=== ASSIGNMENT ===
Return every line in the entries below where the word "JSON" shows up.
(DATA FOR PROCESSING begins)
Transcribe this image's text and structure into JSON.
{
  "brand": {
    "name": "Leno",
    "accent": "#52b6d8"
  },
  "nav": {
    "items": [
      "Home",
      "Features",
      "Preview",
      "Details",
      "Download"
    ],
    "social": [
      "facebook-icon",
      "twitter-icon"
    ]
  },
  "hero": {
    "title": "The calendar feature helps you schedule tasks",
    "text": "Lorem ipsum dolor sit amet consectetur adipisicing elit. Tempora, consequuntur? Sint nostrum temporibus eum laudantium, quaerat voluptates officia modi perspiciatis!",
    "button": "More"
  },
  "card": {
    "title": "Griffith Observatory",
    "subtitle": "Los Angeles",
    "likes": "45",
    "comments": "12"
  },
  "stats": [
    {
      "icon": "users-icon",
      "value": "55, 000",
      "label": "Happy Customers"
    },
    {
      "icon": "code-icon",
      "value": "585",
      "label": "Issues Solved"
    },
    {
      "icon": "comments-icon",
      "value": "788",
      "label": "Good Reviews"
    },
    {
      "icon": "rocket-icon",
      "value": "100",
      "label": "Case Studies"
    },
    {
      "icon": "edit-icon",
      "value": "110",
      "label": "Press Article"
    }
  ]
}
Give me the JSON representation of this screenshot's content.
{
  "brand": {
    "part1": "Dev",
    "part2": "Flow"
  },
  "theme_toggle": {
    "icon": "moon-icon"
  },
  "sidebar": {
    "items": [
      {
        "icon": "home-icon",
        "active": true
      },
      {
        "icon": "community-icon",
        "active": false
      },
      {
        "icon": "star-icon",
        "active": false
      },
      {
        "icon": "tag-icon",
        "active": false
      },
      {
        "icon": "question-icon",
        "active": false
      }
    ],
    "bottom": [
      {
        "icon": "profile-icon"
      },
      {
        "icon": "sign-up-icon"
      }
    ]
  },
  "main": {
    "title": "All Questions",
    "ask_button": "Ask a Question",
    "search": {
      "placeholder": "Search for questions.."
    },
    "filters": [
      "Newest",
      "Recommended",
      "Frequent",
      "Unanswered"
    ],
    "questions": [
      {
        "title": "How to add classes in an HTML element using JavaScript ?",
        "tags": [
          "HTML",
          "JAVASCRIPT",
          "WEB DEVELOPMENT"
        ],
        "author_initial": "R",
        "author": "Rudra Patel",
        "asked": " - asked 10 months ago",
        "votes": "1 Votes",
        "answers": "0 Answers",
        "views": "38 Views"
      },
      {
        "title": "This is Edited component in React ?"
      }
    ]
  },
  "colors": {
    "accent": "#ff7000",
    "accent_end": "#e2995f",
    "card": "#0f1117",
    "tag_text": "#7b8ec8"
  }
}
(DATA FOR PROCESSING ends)
=== REPLY ===
Transcribe this image's text and structure into JSON.
Give me the JSON representation of this screenshot's content.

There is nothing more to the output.